Local Teens Shine Compared to Rest of Country

| 26 Sep 2012 | 11:17

Event organizers say area young people have stronger work ethic and commitment to community service. Girls in this area are different, according to the organizers of Girls World Expo. Girl’s World Expo organizes one day events across the country for girls age 11-18. Varinda Missett, president and founder of Girls World Expo says she was surprised by the extraordinary work ethic of the girls in this community and impressed by their commitment to volunteer service -- both of which far surpassed what she has seen in other parts of the country.
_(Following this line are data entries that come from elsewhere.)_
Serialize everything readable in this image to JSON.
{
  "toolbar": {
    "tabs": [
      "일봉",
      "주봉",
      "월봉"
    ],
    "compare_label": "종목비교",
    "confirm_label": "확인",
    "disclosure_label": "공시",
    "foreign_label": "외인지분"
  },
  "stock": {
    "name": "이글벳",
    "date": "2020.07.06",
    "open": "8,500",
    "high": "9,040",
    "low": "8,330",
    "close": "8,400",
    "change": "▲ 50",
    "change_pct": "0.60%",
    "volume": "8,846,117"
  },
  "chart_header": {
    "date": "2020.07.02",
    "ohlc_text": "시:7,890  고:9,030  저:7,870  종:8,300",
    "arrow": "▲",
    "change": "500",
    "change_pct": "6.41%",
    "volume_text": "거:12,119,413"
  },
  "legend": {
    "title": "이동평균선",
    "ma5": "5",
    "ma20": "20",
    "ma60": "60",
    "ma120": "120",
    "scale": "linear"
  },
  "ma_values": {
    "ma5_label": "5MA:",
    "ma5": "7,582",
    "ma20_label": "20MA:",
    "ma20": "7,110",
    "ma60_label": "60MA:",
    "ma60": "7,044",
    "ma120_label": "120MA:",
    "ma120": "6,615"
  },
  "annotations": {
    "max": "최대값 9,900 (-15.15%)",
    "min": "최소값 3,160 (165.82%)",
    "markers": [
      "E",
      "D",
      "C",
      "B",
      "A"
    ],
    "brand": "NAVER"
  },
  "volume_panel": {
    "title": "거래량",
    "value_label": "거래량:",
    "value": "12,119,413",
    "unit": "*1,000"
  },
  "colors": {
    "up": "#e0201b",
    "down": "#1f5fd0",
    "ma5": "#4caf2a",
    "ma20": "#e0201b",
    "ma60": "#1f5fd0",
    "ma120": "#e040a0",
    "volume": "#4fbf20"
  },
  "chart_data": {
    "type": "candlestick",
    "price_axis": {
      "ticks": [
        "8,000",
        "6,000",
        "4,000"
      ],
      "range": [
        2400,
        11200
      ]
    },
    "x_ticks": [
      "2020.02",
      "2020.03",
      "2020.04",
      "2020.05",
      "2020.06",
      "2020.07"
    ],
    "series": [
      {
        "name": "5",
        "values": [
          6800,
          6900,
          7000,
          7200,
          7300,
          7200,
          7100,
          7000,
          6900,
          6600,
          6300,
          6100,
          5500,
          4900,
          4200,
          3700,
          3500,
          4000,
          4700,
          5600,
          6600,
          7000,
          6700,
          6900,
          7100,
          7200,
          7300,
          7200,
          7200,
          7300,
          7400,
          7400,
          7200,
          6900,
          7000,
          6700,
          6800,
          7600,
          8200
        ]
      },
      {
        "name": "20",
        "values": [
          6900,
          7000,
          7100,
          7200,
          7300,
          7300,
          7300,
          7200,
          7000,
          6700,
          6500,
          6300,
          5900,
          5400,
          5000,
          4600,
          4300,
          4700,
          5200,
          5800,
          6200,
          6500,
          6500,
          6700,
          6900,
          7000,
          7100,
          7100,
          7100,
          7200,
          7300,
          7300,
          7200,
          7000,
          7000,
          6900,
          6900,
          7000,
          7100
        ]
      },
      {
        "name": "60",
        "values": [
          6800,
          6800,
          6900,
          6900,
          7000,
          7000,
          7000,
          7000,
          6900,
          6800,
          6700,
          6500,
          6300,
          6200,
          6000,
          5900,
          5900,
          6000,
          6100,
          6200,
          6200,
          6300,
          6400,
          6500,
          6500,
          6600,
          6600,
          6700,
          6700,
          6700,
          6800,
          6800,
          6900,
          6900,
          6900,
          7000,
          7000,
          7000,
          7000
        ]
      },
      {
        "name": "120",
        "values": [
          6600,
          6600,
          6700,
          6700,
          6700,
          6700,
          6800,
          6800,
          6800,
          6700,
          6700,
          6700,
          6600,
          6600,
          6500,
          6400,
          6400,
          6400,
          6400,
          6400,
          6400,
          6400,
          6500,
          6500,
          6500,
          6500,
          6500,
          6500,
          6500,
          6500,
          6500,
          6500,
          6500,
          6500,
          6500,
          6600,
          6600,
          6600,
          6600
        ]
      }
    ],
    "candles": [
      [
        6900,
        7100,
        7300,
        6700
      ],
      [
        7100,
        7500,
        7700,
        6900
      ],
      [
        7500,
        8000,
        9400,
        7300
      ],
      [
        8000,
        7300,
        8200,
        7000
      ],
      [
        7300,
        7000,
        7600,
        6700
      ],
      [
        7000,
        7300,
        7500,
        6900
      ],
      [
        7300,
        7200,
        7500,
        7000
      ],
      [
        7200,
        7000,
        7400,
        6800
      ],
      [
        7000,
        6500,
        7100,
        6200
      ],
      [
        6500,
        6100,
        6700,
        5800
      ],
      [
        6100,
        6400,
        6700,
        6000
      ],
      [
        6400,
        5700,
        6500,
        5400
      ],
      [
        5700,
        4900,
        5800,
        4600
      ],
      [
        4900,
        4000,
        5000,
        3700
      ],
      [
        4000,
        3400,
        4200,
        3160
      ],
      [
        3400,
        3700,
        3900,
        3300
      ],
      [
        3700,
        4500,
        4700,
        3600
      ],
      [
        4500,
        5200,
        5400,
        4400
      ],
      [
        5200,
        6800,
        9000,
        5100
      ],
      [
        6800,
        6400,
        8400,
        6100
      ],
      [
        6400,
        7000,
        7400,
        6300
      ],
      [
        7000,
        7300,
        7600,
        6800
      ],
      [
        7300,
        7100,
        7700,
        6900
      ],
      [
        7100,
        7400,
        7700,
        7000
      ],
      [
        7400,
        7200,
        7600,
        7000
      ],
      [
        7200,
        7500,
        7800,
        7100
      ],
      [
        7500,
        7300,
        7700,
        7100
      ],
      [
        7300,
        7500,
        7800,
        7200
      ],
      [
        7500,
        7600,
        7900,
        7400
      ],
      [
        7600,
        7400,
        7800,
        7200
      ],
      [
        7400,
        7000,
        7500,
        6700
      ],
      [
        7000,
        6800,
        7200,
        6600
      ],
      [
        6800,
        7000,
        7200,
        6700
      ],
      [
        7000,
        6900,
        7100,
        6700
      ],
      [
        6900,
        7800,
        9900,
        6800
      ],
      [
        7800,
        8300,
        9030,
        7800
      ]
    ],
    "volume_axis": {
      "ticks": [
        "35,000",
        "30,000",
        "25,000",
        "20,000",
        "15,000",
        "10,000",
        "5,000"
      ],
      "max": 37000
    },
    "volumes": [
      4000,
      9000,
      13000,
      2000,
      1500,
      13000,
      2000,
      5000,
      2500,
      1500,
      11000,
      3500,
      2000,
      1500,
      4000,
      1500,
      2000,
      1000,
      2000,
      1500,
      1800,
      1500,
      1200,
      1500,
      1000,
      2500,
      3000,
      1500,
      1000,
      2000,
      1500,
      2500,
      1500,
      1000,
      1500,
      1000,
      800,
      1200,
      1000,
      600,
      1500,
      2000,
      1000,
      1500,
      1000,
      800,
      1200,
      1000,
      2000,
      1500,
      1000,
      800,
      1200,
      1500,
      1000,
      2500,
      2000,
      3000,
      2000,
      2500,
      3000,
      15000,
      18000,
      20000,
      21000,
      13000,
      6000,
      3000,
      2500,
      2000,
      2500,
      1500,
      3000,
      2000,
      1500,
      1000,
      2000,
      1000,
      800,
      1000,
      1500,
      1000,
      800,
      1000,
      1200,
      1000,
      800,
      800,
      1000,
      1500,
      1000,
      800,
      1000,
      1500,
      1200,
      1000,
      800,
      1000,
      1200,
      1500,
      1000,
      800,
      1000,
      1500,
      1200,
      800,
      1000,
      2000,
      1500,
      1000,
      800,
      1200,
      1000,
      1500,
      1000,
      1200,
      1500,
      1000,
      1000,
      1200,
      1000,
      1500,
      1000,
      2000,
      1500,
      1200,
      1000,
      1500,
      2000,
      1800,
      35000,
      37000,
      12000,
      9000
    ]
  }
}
Girls world expo events focus on the educational and cultural development of girls 11-18. Missett, explained that smaller and mid-size markets are preferable to larger ones’, because smaller markets tend to be community driven areas where the expo is able to “make real connections with the girls and their families.”
For a market this size, Missett says she would normally expect 40-50 nominations for tthe 10 Girls of Merit positions. Girls of Merit are girls who have contributed to their community in some exemplary way. Missett was surprised, then, when she received 136 nominations from the Straus News’ area. “We could have given 50 [awards],” she said, “it was just amazing… A lot of people took the effort to recognize these girls.”
Girl’s Advisory Group
It wasn’t only the number of nominations that surprised Missett. For each event, Girls World Expo sets up an “girl’s advisory group” comprised of junior and senior girls from different high schools in the area. The group meets for 8 weeks before the expo as a “hands-on internship” and are the ones who really run the show, Missett explains. The committee that is putting together the September 30th expo has focused on a philanthropic and community oriented expo which, Missett says, is an “angle we haven’t seen before.”
The work ethic of this “girl’s advisory group” also set them apart from the others they’ve worked with across the country, Missett claims. While many of thegroups of teens need to be monitored and scheduled, she added, “these girls all work hard on their own. They’re very progressive—we don’t have to track them at all.” This group even got volunteer organizations to come to the expo and get people to pledge time at the event, according to Missett, which is also “something we haven’t seen before.”